The "at least you have a job" argument is a compelling one, and a product of the above perversion of the American Dream.  The idea is of course that having a job is better for both soul and pocketbook, and this seems logical.  Unfortunately, our collective inattention to the preservation of a legally mandated living wage means that this is not always the case.  It feels a bit strange to link Cracked here, but they published an excellent article about "Five Things Nobody Tells You About Being Poor," which describes five things that comprise the absolute tippety-top of the iceberg of economic oppression.  It's worth a read (cuss word warning, if you need such a thing).  When you are not paid a living wage, you essentially descend into a vortex of suck that makes it more or less impossible to attain any kind of existence that would give you the luxury of having a political voice. Paper after paper after study after study indicates that the people who are most likely to get out and participate politically are the ones who have the social and economic capital to do so - the ones who can miss a day of work, or make large donations to candidates or organizations.  Poor people simply do not have this luxury; when even a perfect week's work does not represent subsistence to you, you cannot afford time to read about or participate in political life, which generates the government that represents your only hope at changing your situation in a solid and permanent way.  Once you're screwed, odds are, you're staying that way.  With this in mind, is "a job" - as in, any job - really such a guaranteed blessing?

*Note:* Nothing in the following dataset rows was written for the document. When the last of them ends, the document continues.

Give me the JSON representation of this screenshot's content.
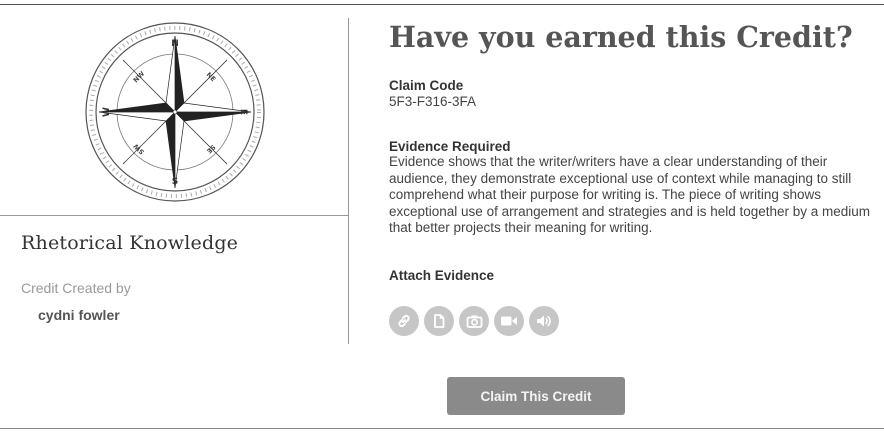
{
  "card": {
    "title": "Rhetorical Knowledge",
    "created_by_label": "Credit Created by",
    "creator": "cydni fowler",
    "image": {
      "icon": "compass-rose-icon",
      "cardinal_labels": [
        "N",
        "E",
        "S",
        "W"
      ],
      "intercardinal_labels": [
        "NE",
        "SE",
        "SW",
        "NW"
      ]
    }
  },
  "claim": {
    "heading": "Have you earned this Credit?",
    "code_label": "Claim Code",
    "code_value": "5F3-F316-3FA",
    "evidence_label": "Evidence Required",
    "evidence_text": "Evidence shows that the writer/writers have a clear understanding of their audience, they demonstrate exceptional use of context while managing to still comprehend what their purpose for writing is. The piece of writing shows exceptional use of arrangement and strategies and is held together by a medium that better projects their meaning for writing.",
    "attach_label": "Attach Evidence",
    "attach_options": [
      "link-icon",
      "document-icon",
      "camera-icon",
      "video-icon",
      "audio-icon"
    ],
    "button_label": "Claim This Credit"
  },
  "colors": {
    "button_bg": "#8a8a8a",
    "attach_icon_bg": "#c6c6c6",
    "heading": "#555555"
  }
}
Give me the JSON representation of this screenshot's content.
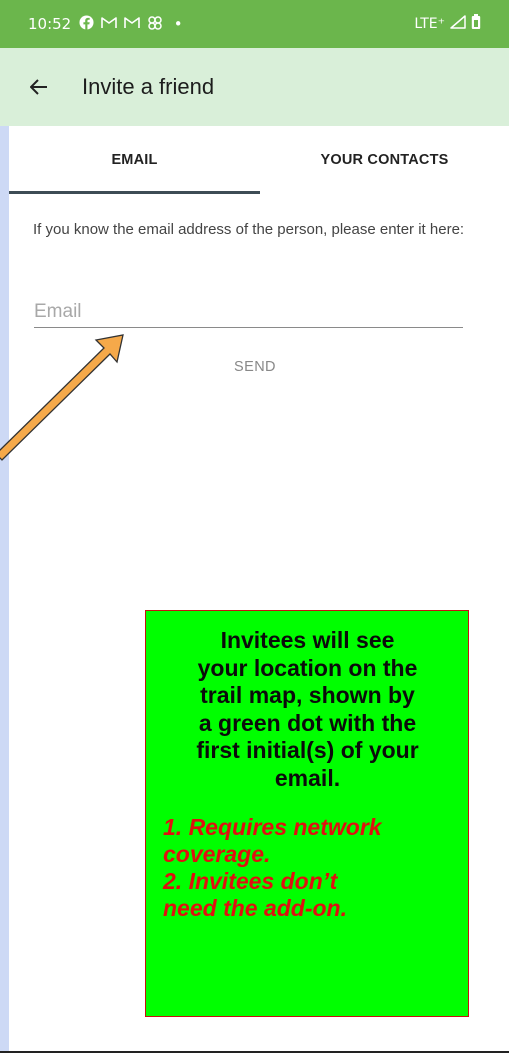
{
  "status_bar": {
    "time": "10:52",
    "icons": [
      "facebook-icon",
      "gmail-icon",
      "gmail-icon",
      "pinwheel-icon",
      "dot-icon"
    ],
    "network": "LTE⁺",
    "background_color": "#6bb64c"
  },
  "app_bar": {
    "title": "Invite a friend",
    "background_color": "#d9efd9"
  },
  "tabs": [
    {
      "label": "EMAIL",
      "selected": true
    },
    {
      "label": "YOUR CONTACTS",
      "selected": false
    }
  ],
  "email_form": {
    "instruction": "If you know the email address of the person, please enter it here:",
    "placeholder": "Email",
    "value": "",
    "send_label": "SEND"
  },
  "annotation": {
    "arrow_color": "#f5a94a",
    "callout_background": "#00ff00",
    "callout_border": "#c81010",
    "main_lines": [
      "Invitees will see",
      "your location on the",
      "trail map, shown by",
      "a green dot with the",
      "first initial(s) of your",
      "email."
    ],
    "notes": [
      "1. Requires network",
      "coverage.",
      "2. Invitees don’t",
      "need the add-on."
    ],
    "notes_color": "#e01010"
  }
}
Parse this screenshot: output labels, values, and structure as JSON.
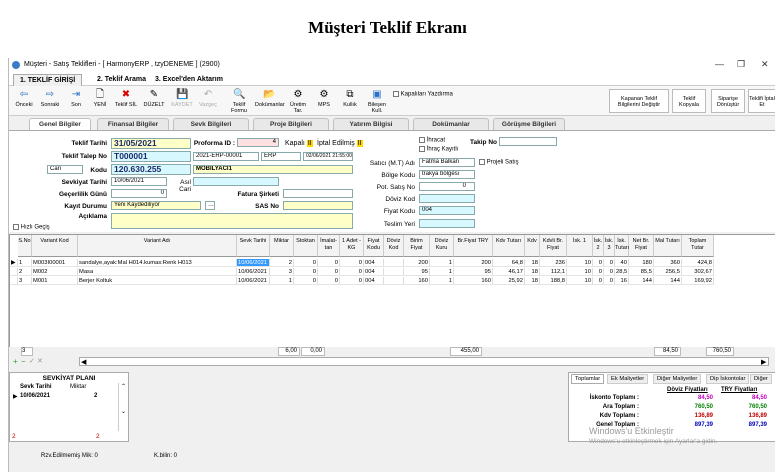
{
  "page_heading": "Müşteri Teklif Ekranı",
  "window": {
    "title": "Müşteri - Satış Teklifleri - [ HarmonyERP , tzyDENEME ]  (2900)",
    "minimize": "—",
    "maximize": "❐",
    "close": "✕"
  },
  "main_tabs": [
    "1. TEKLİF GİRİŞİ",
    "2. Teklif Arama",
    "3. Excel'den Aktarım"
  ],
  "toolbar": {
    "buttons": [
      {
        "label": "Önceki",
        "icon": "⇦"
      },
      {
        "label": "Sonraki",
        "icon": "⇨"
      },
      {
        "label": "Son",
        "icon": "⇥"
      },
      {
        "label": "YENİ",
        "icon": "🗋"
      },
      {
        "label": "Teklif SİL",
        "icon": "✖"
      },
      {
        "label": "DÜZELT",
        "icon": "✎"
      },
      {
        "label": "KAYDET",
        "icon": "💾"
      },
      {
        "label": "Vazgeç",
        "icon": "↶"
      },
      {
        "label": "Teklif Formu",
        "icon": "🔍"
      },
      {
        "label": "Dokümanlar",
        "icon": "📂"
      },
      {
        "label": "Üretim Tar.",
        "icon": "⚙"
      },
      {
        "label": "MPS",
        "icon": "⚙"
      },
      {
        "label": "Kullık",
        "icon": "⧉"
      },
      {
        "label": "Bileşen Kull.",
        "icon": "▣"
      }
    ],
    "print_checkbox": "Kapalıları Yazdırma",
    "right_buttons": [
      {
        "label": "Kapanan Teklif Bilgilerini Değiştir"
      },
      {
        "label": "Teklif Kopyala"
      },
      {
        "label": "Siparişe Dönüştür"
      },
      {
        "label": "Teklifi İptal Et"
      }
    ]
  },
  "sub_tabs": [
    "Genel Bilgiler",
    "Finansal Bilgiler",
    "Sevk Bilgileri",
    "Proje Bilgileri",
    "Yatırım Bilgisi",
    "Dokümanlar",
    "Görüşme Bilgileri"
  ],
  "form": {
    "teklif_tarihi_label": "Teklif Tarihi",
    "teklif_tarihi": "31/05/2021",
    "proforma_label": "Proforma ID :",
    "proforma_value": "4",
    "kapali_label": "Kapalı",
    "iptal_label": "İptal Edilmiş",
    "teklif_talep_label": "Teklif Talep No",
    "teklif_talep_no": "T000001",
    "talep_ref": "2021-ERP-00001",
    "erp_label": "ERP",
    "erp_date": "02/06/2021 21:55:00",
    "cari_tipi": "Cari",
    "kodu_label": "Kodu",
    "kodu": "120.630.255",
    "firma": "MOBILYACI1",
    "sevkiyat_label": "Sevkiyat Tarihi",
    "sevkiyat_tarihi": "10/06/2021",
    "asil_cari_label": "Asıl Cari",
    "gecerlilik_label": "Geçerlilik Günü",
    "gecerlilik": "0",
    "fatura_label": "Fatura Şirketi",
    "kayit_label": "Kayıt Durumu",
    "kayit_durumu": "Yeni Kaydediliyor",
    "sas_label": "SAS No",
    "aciklama_label": "Açıklama",
    "hizli_gecis": "Hızlı Geçiş",
    "ihracat": "İhracat",
    "ihrac_kayitli": "İhraç Kayıtlı",
    "takip_label": "Takip No",
    "satici_label": "Satıcı (M.T) Adı",
    "satici": "Fatma Balkan",
    "projeli_satis": "Projeli Satış",
    "bolge_label": "Bölge Kodu",
    "bolge": "trakya bölgesi",
    "pot_satis_label": "Pot. Satış No",
    "pot_satis": "0",
    "doviz_label": "Döviz Kod",
    "fiyat_label": "Fiyat Kodu",
    "fiyat_kodu": "004",
    "teslim_label": "Teslim Yeri"
  },
  "grid": {
    "headers": [
      "S.No",
      "Variant Kod",
      "Variant Adı",
      "Sevk Tarihi",
      "Miktar",
      "Stoktan",
      "İmalat-tan",
      "1 Adet - KG",
      "Fiyat Kodu",
      "Döviz Kod",
      "Birim Fiyat",
      "Döviz Kuru",
      "Br.Fiyat TRY",
      "Kdv Tutarı",
      "Kdv",
      "Kdvli Br. Fiyat",
      "İsk. 1",
      "İsk. 2",
      "İsk. 3",
      "İsk. Tutarı",
      "Net Br. Fiyat",
      "Mal Tutarı",
      "Toplam Tutar"
    ],
    "rows": [
      [
        "1",
        "M003I00001",
        "sandalye,ayak:Mal H014.kumas:Renk H013",
        "10/06/2021",
        "2",
        "0",
        "0",
        "0",
        "004",
        "",
        "200",
        "1",
        "200",
        "64,8",
        "18",
        "236",
        "10",
        "0",
        "0",
        "40",
        "180",
        "360",
        "424,8"
      ],
      [
        "2",
        "M002",
        "Masa",
        "10/06/2021",
        "3",
        "0",
        "0",
        "0",
        "004",
        "",
        "95",
        "1",
        "95",
        "46,17",
        "18",
        "112,1",
        "10",
        "0",
        "0",
        "28,5",
        "85,5",
        "256,5",
        "302,67"
      ],
      [
        "3",
        "M001",
        "Berjer Koltuk",
        "10/06/2021",
        "1",
        "0",
        "0",
        "0",
        "004",
        "",
        "160",
        "1",
        "160",
        "25,92",
        "18",
        "188,8",
        "10",
        "0",
        "0",
        "16",
        "144",
        "144",
        "169,92"
      ]
    ],
    "summary": {
      "count": "3",
      "miktar": "6,00",
      "stoktan": "0,00",
      "birim": "455,00",
      "isk": "84,50",
      "mal": "760,50"
    }
  },
  "plan": {
    "title": "SEVKİYAT PLANI",
    "col1": "Sevk Tarihi",
    "col2": "Miktar",
    "row_date": "10/06/2021",
    "row_qty": "2",
    "foot_left": "2",
    "foot_right": "2"
  },
  "totals": {
    "tabs": [
      "Toplamlar",
      "Ek Maliyetler",
      "Diğer Maliyetler",
      "Dip İskontolar",
      "Diğer"
    ],
    "col_doviz": "Döviz Fiyatları",
    "col_try": "TRY Fiyatları",
    "rows": [
      {
        "label": "İskonto Toplamı :",
        "doviz": "84,50",
        "try": "84,50"
      },
      {
        "label": "Ara Toplam :",
        "doviz": "760,50",
        "try": "760,50"
      },
      {
        "label": "Kdv Toplamı :",
        "doviz": "136,89",
        "try": "136,89"
      },
      {
        "label": "Genel Toplam :",
        "doviz": "897,39",
        "try": "897,39"
      }
    ],
    "colors": {
      "iskonto": "#c000c0",
      "ara": "#008000",
      "kdv": "#c00000",
      "genel": "#0000c0"
    }
  },
  "status": {
    "rez": "Rzv.Edilmemiş Mik: 0",
    "kbilin": "K.bilin: 0"
  },
  "watermark": {
    "line1": "Windows'u Etkinleştir",
    "line2": "Windows'u etkinleştirmek için Ayarlar'a gidin."
  }
}
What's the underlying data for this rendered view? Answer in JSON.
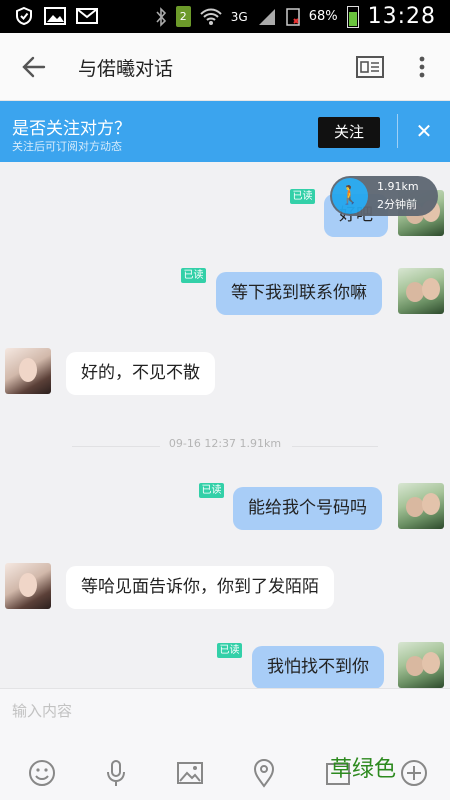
{
  "status_bar": {
    "network": "3G",
    "battery_percent": "68%",
    "time": "13:28",
    "sim_label": "2"
  },
  "header": {
    "title": "与偌曦对话"
  },
  "follow_banner": {
    "title": "是否关注对方？",
    "subtitle": "关注后可订阅对方动态",
    "follow_label": "关注",
    "close_label": "✕"
  },
  "distance_pill": {
    "distance": "1.91km",
    "time_ago": "2分钟前"
  },
  "messages": [
    {
      "side": "out",
      "text": "好吧",
      "read": "已读"
    },
    {
      "side": "out",
      "text": "等下我到联系你嘛",
      "read": "已读"
    },
    {
      "side": "in",
      "text": "好的，不见不散"
    },
    {
      "side": "out",
      "text": "能给我个号码吗",
      "read": "已读"
    },
    {
      "side": "in",
      "text": "等哈见面告诉你，你到了发陌陌"
    },
    {
      "side": "out",
      "text": "我怕找不到你",
      "read": "已读"
    }
  ],
  "timestamp": "09-16 12:37   1.91km",
  "input": {
    "placeholder": "输入内容"
  },
  "toolbar_icons": [
    "emoji-icon",
    "microphone-icon",
    "image-icon",
    "location-icon",
    "camera-icon",
    "plus-icon"
  ],
  "watermark": "草绿色",
  "colors": {
    "accent": "#3ba4ee",
    "outgoing_bubble": "#a8cdf7",
    "read_badge": "#33d0a8"
  }
}
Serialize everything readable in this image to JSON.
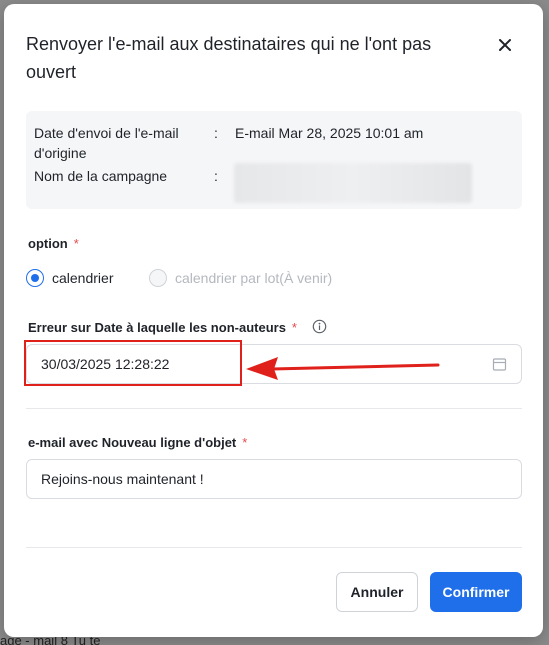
{
  "dialog": {
    "title": "Renvoyer l'e-mail aux destinataires qui ne l'ont pas ouvert",
    "close_icon": "close-icon"
  },
  "info": {
    "rows": [
      {
        "label": "Date d'envoi de l'e-mail d'origine",
        "colon": ":",
        "value": "E-mail Mar 28, 2025 10:01 am"
      },
      {
        "label": "Nom de la campagne",
        "colon": ":",
        "value": ""
      }
    ]
  },
  "option": {
    "label": "option",
    "required_mark": "*",
    "choices": [
      {
        "label": "calendrier",
        "checked": true,
        "disabled": false
      },
      {
        "label": "calendrier par lot(À venir)",
        "checked": false,
        "disabled": true
      }
    ]
  },
  "date_field": {
    "label": "Erreur sur Date à laquelle les non-auteurs",
    "required_mark": "*",
    "value": "30/03/2025 12:28:22",
    "icon": "calendar-icon"
  },
  "subject_field": {
    "label": "e-mail avec Nouveau ligne d'objet",
    "required_mark": "*",
    "value": "Rejoins-nous maintenant !"
  },
  "footer": {
    "cancel_label": "Annuler",
    "confirm_label": "Confirmer"
  },
  "background": {
    "bottom_text": "age - mail 8 Tu te"
  },
  "colors": {
    "primary": "#1f6feb",
    "required": "#e5484d",
    "annotation": "#e0201a"
  }
}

I'm not sure what the solution is - part of it is instituting a living wage requirement - but a big step would be dropping the hyperbole in which we discuss our working conditions.  Demanding that employers pay a living wage is not stealing profit from them; it's paying workers fairly for the work that makes profit possible.  Removing corporate tax loopholes and tax breaks for the richest of our society is not theft, it's investing via our government in workers who will be able to work longer, healthier, and better to - again - make profit possible.  I believe that capitalism holds the most potential for the achievement of human greatness, but that pinnacle of human excellence is not as excellent if it stands amongst the broken bodies of the rest of humanity.  Its risk is that it demands a continual fixation on the short term and a hyper-individualistic focus.  As discussed before, being poor allows money to dominate your life for the sake of a mean existence; one might argue that the rich suffer the same hobbling, continually absorbed in the quest for ever more money.  Democracy, on the other hand, relies on a concern for the common good, and consideration on the society as a whole.  We cannot realistically presume that after spending 364 days and 23.5 hours of every year driven by the economic mindset demanded by capitalism, that for the one half hour it takes to vote every year (or two, or four), we will suddenly find every American imbued with patriotic love for their fellow man, casting a vote for the most benevolent and generous politician on the ballot.

1 comment:

  1. Good post, Josie. Well done.

    - caesar